We have pointed out not only that modern corporations are not a legitimate outgrowth of the marketplace but also that their sprawling, multinational posture is a result of fiat-money central banking. Combine fiat-corporatism with fiat-monetarism and you've got a recipe for Leviathan.
How could Milton Friedman miss this?
What he advocated, in fact, was a furtherance of this flawed model. He didn't acknowledge that modern corporations were the result of judicial force and the best he could bring himself to say regarding central banking was that it should be further institutionalized and regularized.
But having stated that this Forbes article took our breath away, we have to explain that by the time we'd finished reading we were somewhat less impressed.
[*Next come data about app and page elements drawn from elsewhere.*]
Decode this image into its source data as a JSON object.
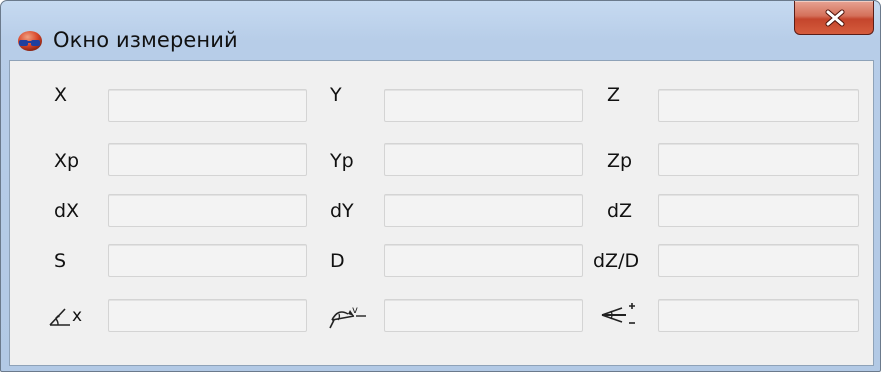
{
  "window": {
    "title": "Окно измерений",
    "close_label": "x"
  },
  "rows": [
    {
      "c1": {
        "label": "X",
        "value": ""
      },
      "c2": {
        "label": "Y",
        "value": ""
      },
      "c3": {
        "label": "Z",
        "value": ""
      }
    },
    {
      "c1": {
        "label": "Xp",
        "value": ""
      },
      "c2": {
        "label": "Yp",
        "value": ""
      },
      "c3": {
        "label": "Zp",
        "value": ""
      }
    },
    {
      "c1": {
        "label": "dX",
        "value": ""
      },
      "c2": {
        "label": "dY",
        "value": ""
      },
      "c3": {
        "label": "dZ",
        "value": ""
      }
    },
    {
      "c1": {
        "label": "S",
        "value": ""
      },
      "c2": {
        "label": "D",
        "value": ""
      },
      "c3": {
        "label": "dZ/D",
        "value": ""
      }
    }
  ],
  "icon_row": {
    "c1": {
      "icon": "angle-from-x-axis-icon",
      "label": "x",
      "value": ""
    },
    "c2": {
      "icon": "vertical-angle-icon",
      "value": ""
    },
    "c3": {
      "icon": "slope-plus-minus-icon",
      "value": ""
    }
  },
  "colors": {
    "titlebar": "#b7cde8",
    "client_bg": "#f0f0f0",
    "field_border": "#d4d4d4",
    "close_button": "#c4452c"
  }
}
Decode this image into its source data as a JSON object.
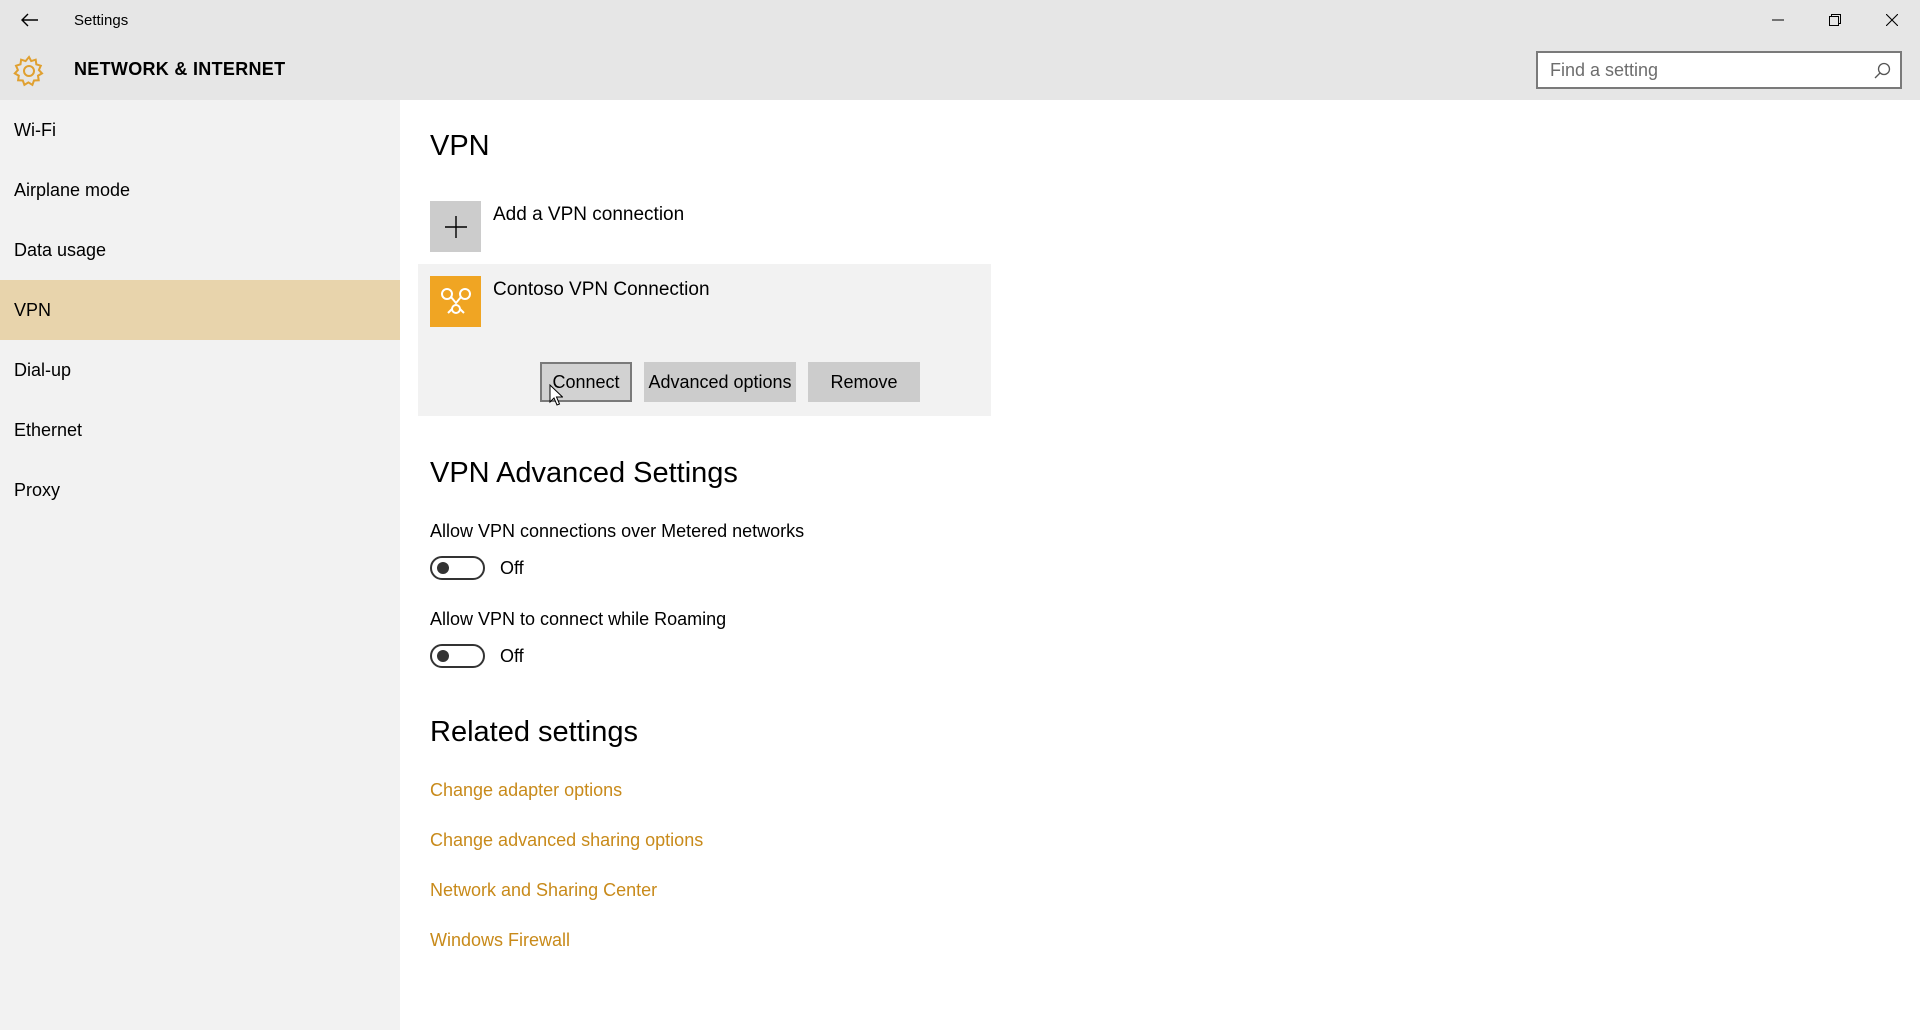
{
  "window": {
    "title": "Settings",
    "back_icon": "arrow-left-icon",
    "controls": [
      "minimize-icon",
      "restore-icon",
      "close-icon"
    ]
  },
  "header": {
    "section_title": "NETWORK & INTERNET",
    "icon": "gear-icon",
    "search_placeholder": "Find a setting"
  },
  "sidebar": {
    "items": [
      {
        "label": "Wi-Fi",
        "active": false
      },
      {
        "label": "Airplane mode",
        "active": false
      },
      {
        "label": "Data usage",
        "active": false
      },
      {
        "label": "VPN",
        "active": true
      },
      {
        "label": "Dial-up",
        "active": false
      },
      {
        "label": "Ethernet",
        "active": false
      },
      {
        "label": "Proxy",
        "active": false
      }
    ]
  },
  "main": {
    "title": "VPN",
    "add_connection_label": "Add a VPN connection",
    "connection": {
      "name": "Contoso VPN Connection",
      "buttons": {
        "connect": "Connect",
        "advanced": "Advanced options",
        "remove": "Remove"
      }
    },
    "advanced_title": "VPN Advanced Settings",
    "settings": [
      {
        "label": "Allow VPN connections over Metered networks",
        "state": "Off"
      },
      {
        "label": "Allow VPN to connect while Roaming",
        "state": "Off"
      }
    ],
    "related_title": "Related settings",
    "related_links": [
      "Change adapter options",
      "Change advanced sharing options",
      "Network and Sharing Center",
      "Windows Firewall"
    ]
  },
  "colors": {
    "chrome_bg": "#e6e6e6",
    "sidebar_bg": "#f2f2f2",
    "active_nav": "#e8d4ac",
    "accent": "#c88a1a",
    "vpn_logo": "#f0a523"
  }
}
The article misses the opportunity to give us a thorough Austrian explanation of corporate configurations. It could have talked about Murray Rothbard's perception that corporations could arise through voluntary acquiescence, or the idea of flexible partnerships.
This latter point is one we want to reemphasize. There is nothing that cannot be done via a chain of partnerships joining and parting company as an industrial goal mandates. One does not need a half-million man corporation to accomplish this or that. The only result is constant turmoil and endless expansions and contractions with the attendant human cost.
Here's a bit more:
… It is therefore hardly surprising, says Roger Martin in his book, Fixing the Game, that the corporate world is plagued by continuing scandals, such as the accounting scandals in 2001-2002 with Enron, WorldCom, Tyco International, Global Crossing, and Adelphia, the options backdating scandals of 2005-2006, and the subprime meltdown of 2007- 2008.
Banks and others have been gaming the system, both with practices that were shady but not strictly illegal and then with practices that were criminal. They include widespread insider trading, price fixing of LIBOR, abuses in foreclosure, money laundering for drug dealers and terrorists, assisting tax evasion and misleading clients with worthless securities.
Martin writes: "It isn't just about the money for shareholders, or even the dubious CEO behavior that our theories encourage. It's much bigger than that. Our theories of shareholder value maximization and stock-based compensation have the ability to destroy our economy and rot out the core of American capitalism. These theories underpin regulatory fixes instituted after each market bubble and crash.
Because the fixes begin from the wrong premise, they will be ineffectual; until we change the theories, future crashes are inevitable." Peter Drucker got it right… Not everyone agreed with the shareholder value theory, even in the early years.
In 1973, Peter Drucker made a sustained argument against shareholder value in his classic book, Management. In his view, "There is only one valid definition of business purpose: to create a customer. . . . It is the customer who determines what a business is. It is the customer alone whose willingness to pay for a good or for a service converts economic resources into wealth, things into goods. . . . The customer is the foundation of a business and keeps it in existence."
You see? Such a promising article with a disappointing climax.
The problem with Western banking is monopoly control of money stuff not an emphasis on shareholder value. If companies – absent the supporting embrace of the Supremes – want to emphasize shareholder value they are certainly free to do so. If companies want to emphasize the customer, that's fine, too.
The market itself can take care of all of these arguments once the market is rendered free of coercive implements like a judicially supported "corporation" and a congressionally mandated "Federal Reserve." These are, of course, problems throughout the West and increasingly throughout the world.
This Forbes article begins to address the reality of the problem and that's a great step forward, in our view. We wish the writer would have gone further and focused on other issues that have distorted the market economy.